App and web page records:
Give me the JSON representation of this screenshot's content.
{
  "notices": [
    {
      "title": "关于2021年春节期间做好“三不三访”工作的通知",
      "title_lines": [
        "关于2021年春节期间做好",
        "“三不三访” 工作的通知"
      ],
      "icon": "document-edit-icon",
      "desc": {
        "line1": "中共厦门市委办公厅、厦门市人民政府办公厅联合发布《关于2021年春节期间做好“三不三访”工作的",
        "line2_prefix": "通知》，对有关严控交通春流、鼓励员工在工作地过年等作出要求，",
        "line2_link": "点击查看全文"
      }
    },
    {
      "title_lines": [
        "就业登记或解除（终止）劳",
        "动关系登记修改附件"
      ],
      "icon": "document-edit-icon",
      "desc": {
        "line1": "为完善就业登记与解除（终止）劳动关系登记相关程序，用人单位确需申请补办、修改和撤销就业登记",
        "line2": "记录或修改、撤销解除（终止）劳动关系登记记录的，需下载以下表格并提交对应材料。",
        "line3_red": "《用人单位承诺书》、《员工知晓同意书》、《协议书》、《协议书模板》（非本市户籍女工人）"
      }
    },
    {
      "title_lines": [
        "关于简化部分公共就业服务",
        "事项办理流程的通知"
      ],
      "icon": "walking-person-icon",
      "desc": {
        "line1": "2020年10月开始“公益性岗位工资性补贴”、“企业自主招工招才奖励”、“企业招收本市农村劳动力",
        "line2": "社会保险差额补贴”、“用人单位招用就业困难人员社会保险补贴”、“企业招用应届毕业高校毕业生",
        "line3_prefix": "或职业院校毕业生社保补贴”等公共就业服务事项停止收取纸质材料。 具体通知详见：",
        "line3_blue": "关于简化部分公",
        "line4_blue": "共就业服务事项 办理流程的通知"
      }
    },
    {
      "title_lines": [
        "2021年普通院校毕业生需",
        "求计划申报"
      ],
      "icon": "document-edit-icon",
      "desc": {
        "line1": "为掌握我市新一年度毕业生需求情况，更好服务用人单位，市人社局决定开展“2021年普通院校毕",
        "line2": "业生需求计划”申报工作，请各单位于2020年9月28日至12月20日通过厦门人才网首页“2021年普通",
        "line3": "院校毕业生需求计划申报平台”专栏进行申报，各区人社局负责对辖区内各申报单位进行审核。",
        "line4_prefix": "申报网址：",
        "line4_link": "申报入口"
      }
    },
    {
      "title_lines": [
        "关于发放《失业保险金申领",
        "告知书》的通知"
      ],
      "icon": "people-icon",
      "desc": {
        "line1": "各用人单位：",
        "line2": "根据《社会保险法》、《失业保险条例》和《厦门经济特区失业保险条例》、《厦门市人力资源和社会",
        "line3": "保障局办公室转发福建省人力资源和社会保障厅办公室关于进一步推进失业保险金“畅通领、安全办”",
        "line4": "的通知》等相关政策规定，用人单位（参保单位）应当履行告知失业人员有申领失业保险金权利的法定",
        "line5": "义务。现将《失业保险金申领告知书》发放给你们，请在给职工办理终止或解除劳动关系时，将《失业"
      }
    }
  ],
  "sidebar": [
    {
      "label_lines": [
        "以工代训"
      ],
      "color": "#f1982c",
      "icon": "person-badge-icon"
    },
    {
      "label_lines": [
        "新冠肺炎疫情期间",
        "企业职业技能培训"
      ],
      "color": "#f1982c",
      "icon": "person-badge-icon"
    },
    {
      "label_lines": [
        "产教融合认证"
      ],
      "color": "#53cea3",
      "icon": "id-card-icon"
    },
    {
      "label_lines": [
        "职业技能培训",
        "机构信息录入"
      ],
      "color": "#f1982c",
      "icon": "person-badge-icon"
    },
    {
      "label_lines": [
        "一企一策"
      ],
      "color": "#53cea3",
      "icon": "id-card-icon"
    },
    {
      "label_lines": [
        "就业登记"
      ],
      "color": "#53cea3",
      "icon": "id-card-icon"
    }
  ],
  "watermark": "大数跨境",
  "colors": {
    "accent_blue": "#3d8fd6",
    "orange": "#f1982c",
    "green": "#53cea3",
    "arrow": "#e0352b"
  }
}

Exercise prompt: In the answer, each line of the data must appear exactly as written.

Result for this task:
Give me the JSON representation of this screenshot's content.
{
  "notices": [
    {
      "title": "关于2021年春节期间做好“三不三访”工作的通知",
      "title_lines": [
        "关于2021年春节期间做好",
        "“三不三访” 工作的通知"
      ],
      "icon": "document-edit-icon",
      "desc": {
        "line1": "中共厦门市委办公厅、厦门市人民政府办公厅联合发布《关于2021年春节期间做好“三不三访”工作的",
        "line2_prefix": "通知》，对有关严控交通春流、鼓励员工在工作地过年等作出要求，",
        "line2_link": "点击查看全文"
      }
    },
    {
      "title_lines": [
        "就业登记或解除（终止）劳",
        "动关系登记修改附件"
      ],
      "icon": "document-edit-icon",
      "desc": {
        "line1": "为完善就业登记与解除（终止）劳动关系登记相关程序，用人单位确需申请补办、修改和撤销就业登记",
        "line2": "记录或修改、撤销解除（终止）劳动关系登记记录的，需下载以下表格并提交对应材料。",
        "line3_red": "《用人单位承诺书》、《员工知晓同意书》、《协议书》、《协议书模板》（非本市户籍女工人）"
      }
    },
    {
      "title_lines": [
        "关于简化部分公共就业服务",
        "事项办理流程的通知"
      ],
      "icon": "walking-person-icon",
      "desc": {
        "line1": "2020年10月开始“公益性岗位工资性补贴”、“企业自主招工招才奖励”、“企业招收本市农村劳动力",
        "line2": "社会保险差额补贴”、“用人单位招用就业困难人员社会保险补贴”、“企业招用应届毕业高校毕业生",
        "line3_prefix": "或职业院校毕业生社保补贴”等公共就业服务事项停止收取纸质材料。 具体通知详见：",
        "line3_blue": "关于简化部分公",
        "line4_blue": "共就业服务事项 办理流程的通知"
      }
    },
    {
      "title_lines": [
        "2021年普通院校毕业生需",
        "求计划申报"
      ],
      "icon": "document-edit-icon",
      "desc": {
        "line1": "为掌握我市新一年度毕业生需求情况，更好服务用人单位，市人社局决定开展“2021年普通院校毕",
        "line2": "业生需求计划”申报工作，请各单位于2020年9月28日至12月20日通过厦门人才网首页“2021年普通",
        "line3": "院校毕业生需求计划申报平台”专栏进行申报，各区人社局负责对辖区内各申报单位进行审核。",
        "line4_prefix": "申报网址：",
        "line4_link": "申报入口"
      }
    },
    {
      "title_lines": [
        "关于发放《失业保险金申领",
        "告知书》的通知"
      ],
      "icon": "people-icon",
      "desc": {
        "line1": "各用人单位：",
        "line2": "根据《社会保险法》、《失业保险条例》和《厦门经济特区失业保险条例》、《厦门市人力资源和社会",
        "line3": "保障局办公室转发福建省人力资源和社会保障厅办公室关于进一步推进失业保险金“畅通领、安全办”",
        "line4": "的通知》等相关政策规定，用人单位（参保单位）应当履行告知失业人员有申领失业保险金权利的法定",
        "line5": "义务。现将《失业保险金申领告知书》发放给你们，请在给职工办理终止或解除劳动关系时，将《失业"
      }
    }
  ],
  "sidebar": [
    {
      "label_lines": [
        "以工代训"
      ],
      "color": "#f1982c",
      "icon": "person-badge-icon"
    },
    {
      "label_lines": [
        "新冠肺炎疫情期间",
        "企业职业技能培训"
      ],
      "color": "#f1982c",
      "icon": "person-badge-icon"
    },
    {
      "label_lines": [
        "产教融合认证"
      ],
      "color": "#53cea3",
      "icon": "id-card-icon"
    },
    {
      "label_lines": [
        "职业技能培训",
        "机构信息录入"
      ],
      "color": "#f1982c",
      "icon": "person-badge-icon"
    },
    {
      "label_lines": [
        "一企一策"
      ],
      "color": "#53cea3",
      "icon": "id-card-icon"
    },
    {
      "label_lines": [
        "就业登记"
      ],
      "color": "#53cea3",
      "icon": "id-card-icon"
    }
  ],
  "watermark": "大数跨境",
  "colors": {
    "accent_blue": "#3d8fd6",
    "orange": "#f1982c",
    "green": "#53cea3",
    "arrow": "#e0352b"
  }
}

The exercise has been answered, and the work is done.